Government efforts to help our economy through the global financial crisis could be eroded by the future economic impacts of global warming. The good news is that a ‘factor five’ approach to productivity – delivering five times more value with the same input, or using one-fifth the resources to deliver the same value – will not only help cut greenhouse gas emissions but, done effectively, bring economic benefits.
Same service, less energy: insulation to reduce heat-generation from restaurant ovens can reduce air-conditioning requirements.
Research by financial services provider HSBC has shown that most investments in a low-carbon economy – for example, building for energy efficiency, renewable energy technologies, low-carbon vehicles, rail transport, and ‘smart’ grids and meters – lead to strong economic multipliers.1
This was put to the test in response to the global financial crisis with South Korea investing 81 per cent of its stimulus package – some US$30 billion (or 2.3 per cent of their annual GDP) – on green investments that led to job creation, with the EU at 58.7 per cent, China at 37.8 per cent, and the US at 9.8 per cent.
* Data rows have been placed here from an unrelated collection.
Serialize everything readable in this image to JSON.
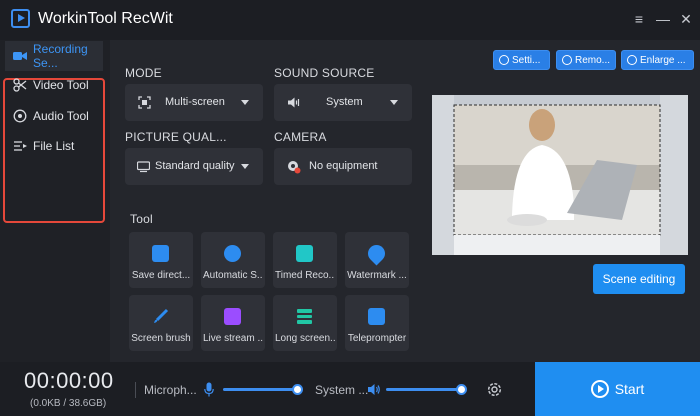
{
  "app": {
    "title": "WorkinTool RecWit"
  },
  "window_controls": {
    "menu": "≡",
    "minimize": "—",
    "close": "✕"
  },
  "sidebar": {
    "items": [
      {
        "label": "Recording Se...",
        "icon": "video-camera-icon",
        "active": true
      },
      {
        "label": "Video Tool",
        "icon": "scissors-icon",
        "active": false
      },
      {
        "label": "Audio Tool",
        "icon": "audio-disc-icon",
        "active": false
      },
      {
        "label": "File List",
        "icon": "list-icon",
        "active": false
      }
    ]
  },
  "toolbar": {
    "settings_label": "Setti...",
    "remove_label": "Remo...",
    "enlarge_label": "Enlarge ..."
  },
  "mode": {
    "label": "MODE",
    "value": "Multi-screen",
    "icon": "multi-screen-icon"
  },
  "sound_source": {
    "label": "SOUND SOURCE",
    "value": "System",
    "icon": "speaker-icon"
  },
  "picture_quality": {
    "label": "PICTURE QUAL...",
    "value": "Standard quality",
    "icon": "monitor-icon"
  },
  "camera": {
    "label": "CAMERA",
    "value": "No equipment",
    "icon": "webcam-icon"
  },
  "tools": {
    "label": "Tool",
    "items": [
      {
        "label": "Save direct...",
        "icon": "save-folder-icon",
        "color": "#2d8cf0"
      },
      {
        "label": "Automatic S...",
        "icon": "auto-stop-icon",
        "color": "#2d8cf0"
      },
      {
        "label": "Timed Reco...",
        "icon": "timed-record-icon",
        "color": "#21c7c7"
      },
      {
        "label": "Watermark ...",
        "icon": "watermark-drop-icon",
        "color": "#2d8cf0"
      },
      {
        "label": "Screen brush",
        "icon": "brush-icon",
        "color": "#2d8cf0"
      },
      {
        "label": "Live stream ...",
        "icon": "tv-icon",
        "color": "#9b4dff"
      },
      {
        "label": "Long screen...",
        "icon": "long-screenshot-icon",
        "color": "#21c7a5"
      },
      {
        "label": "Teleprompter",
        "icon": "teleprompter-icon",
        "color": "#2d8cf0"
      }
    ]
  },
  "scene": {
    "button_label": "Scene editing"
  },
  "bottom": {
    "timer": "00:00:00",
    "size": "(0.0KB / 38.6GB)",
    "microphone_label": "Microph...",
    "system_label": "System ...",
    "start_label": "Start",
    "microphone_level": 1.0,
    "system_level": 1.0
  },
  "colors": {
    "accent": "#1f8ef1",
    "highlight": "#e5483a"
  }
}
However delivering jobs and growth from such investments requires not only rapid technological innovation, but a ‘whole of society’ approach. Governments will need to revise relevant policies; business and industry will need to carefully re-assess operations; the professions will need to renew their curriculum and practice; research organisations will need to identify new opportunities; and consumers will need to revise their purchase choices.
In 1997, the book Factor Four2 presented compelling evidence to show that significant reductions in the consumption of energy and water could be profitable. More than a decade later, a new book, Factor Five3 revisits and builds on the previous work to present the case for sector-wide advances that can deliver significant resource productivity improvements over the coming decades. The book presents a collaboration between the Australian team from The Natural Edge Project led by Charlie Hargroves, and the original lead author of Factor Four, Professor Ernst von Weizsäcker.
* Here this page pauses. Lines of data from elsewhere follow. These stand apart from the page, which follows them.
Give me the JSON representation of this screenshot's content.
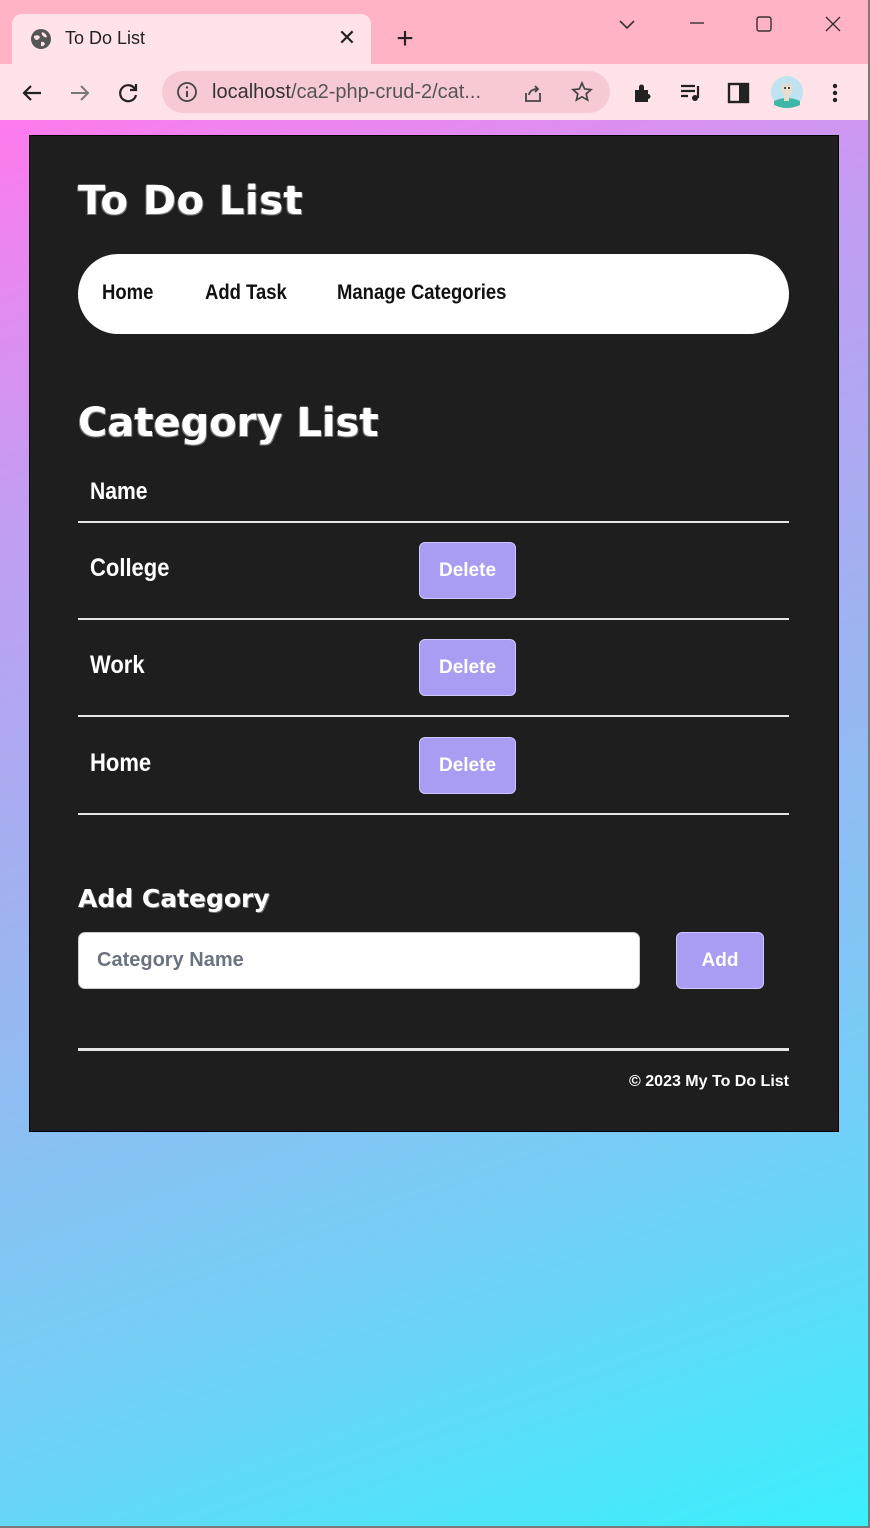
{
  "browser": {
    "tab_title": "To Do List",
    "url_host": "localhost",
    "url_path": "/ca2-php-crud-2/cat...",
    "icons": [
      "globe-icon",
      "close-icon",
      "plus-icon",
      "chevron-down-icon",
      "minimize-icon",
      "maximize-icon",
      "window-close-icon",
      "back-icon",
      "forward-icon",
      "reload-icon",
      "info-icon",
      "share-icon",
      "star-icon",
      "extensions-icon",
      "media-icon",
      "sidepanel-icon",
      "avatar",
      "menu-icon"
    ]
  },
  "site": {
    "title": "To Do List",
    "nav": [
      {
        "label": "Home"
      },
      {
        "label": "Add Task"
      },
      {
        "label": "Manage Categories"
      }
    ]
  },
  "categories": {
    "title": "Category List",
    "column_header": "Name",
    "rows": [
      {
        "name": "College",
        "action": "Delete"
      },
      {
        "name": "Work",
        "action": "Delete"
      },
      {
        "name": "Home",
        "action": "Delete"
      }
    ]
  },
  "add_category": {
    "title": "Add Category",
    "placeholder": "Category Name",
    "value": "",
    "button_label": "Add"
  },
  "footer": {
    "text": "© 2023 My To Do List"
  },
  "colors": {
    "card_bg": "#1e1e1e",
    "button_bg": "#a99cf3",
    "gradient_start": "#ff7aee",
    "gradient_end": "#3af0fc",
    "chrome_bg": "#ffb3c4"
  }
}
The factor five concept is that of delivering five times more value with the same input or, alternatively, using one-fifth the resources to deliver the same value with the aim of achieving 80 per cent resource productivity improvements.
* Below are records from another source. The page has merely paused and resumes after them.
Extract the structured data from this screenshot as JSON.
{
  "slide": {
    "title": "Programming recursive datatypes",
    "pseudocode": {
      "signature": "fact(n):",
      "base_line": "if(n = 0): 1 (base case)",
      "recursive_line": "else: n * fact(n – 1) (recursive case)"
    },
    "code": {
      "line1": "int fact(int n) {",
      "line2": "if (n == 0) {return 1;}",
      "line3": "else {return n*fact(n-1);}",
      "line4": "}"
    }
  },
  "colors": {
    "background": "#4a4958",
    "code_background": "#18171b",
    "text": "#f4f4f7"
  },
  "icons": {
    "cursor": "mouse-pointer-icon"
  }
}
A ‘factor five’ approach to producing food crops might include the use of drip irrigation to replace spray systems, which use more water.
Such a transformational improvement is achievable through a ‘whole system approach’ – this means that productivity gains in the use of water, energy and materials affect each other. For example, if a household or business reduces their hot water consumption, this would also reduce associated onsite heating, water treatment and distribution costs. The result would be reduced electricity use and lower greenhouse gas emissions in the home or business, and by the water utility.
In adopting this approach, the first place for a business to start is asking the right questions before the design or retrofit phase, as this can lead to significant resource productivity improvements, cost reductions, and superior performance and outcomes. This may take the form of a facilitated scoping or design ‘charrette’ that involves the design and project teams. Questions to ask at this stage might include: What is the required service? How else can this same service be provided with less environmental impact? This typically leads to different or new design options that can dramatically change the outcome by reducing environmental impacts but still provide the same service.
Examples are all around us. Many companies now use videoconferencing to reduce air travel; more designers are using natural light and advanced lamps to reduce the use of energy intensive lights in buildings; restaurants are now installing super-insulated equipment to reduce heat-generation from ovens thus reducing air-conditioning requirements. Innovative companies are now using geopolymer materials to replace energy-intensive Portland cement in the building sector. Power utilities are investigating how energy-efficiency measures can provide financial rewards to both the utility and the customer.
The reality is that, by and large, consumers will consume what is important to them, and producers will produce what is profitable to them. Hence, as Ernst von Weizsäcker has long advocated, resource productivity should become ever-more profitable for producers, and resource-saving goods and services should become more affordable to consumers than conventional, resource-wasteful options.
1 Robins N, Clover R & Singh C (2009) A Climate for Recovery – The Colour of Stimulus Goes Green. HSBC Global Research, London.
2 von Weizsäcker E, Lovins A & Lovins L (1997) Factor 4: Doubling Wealth, Halving Resource Use. Earthscan, London.
3 von Weizsäcker E, Hargroves K, Smith M, Desha C & Stasinopoulos P (2009) Factor 5: Transforming the Global Economy through 80% Improvements in Resource Productivity. Earthscan Press, London.
(See www.naturaledgeproject.net/Factor5.aspx for sample chapters).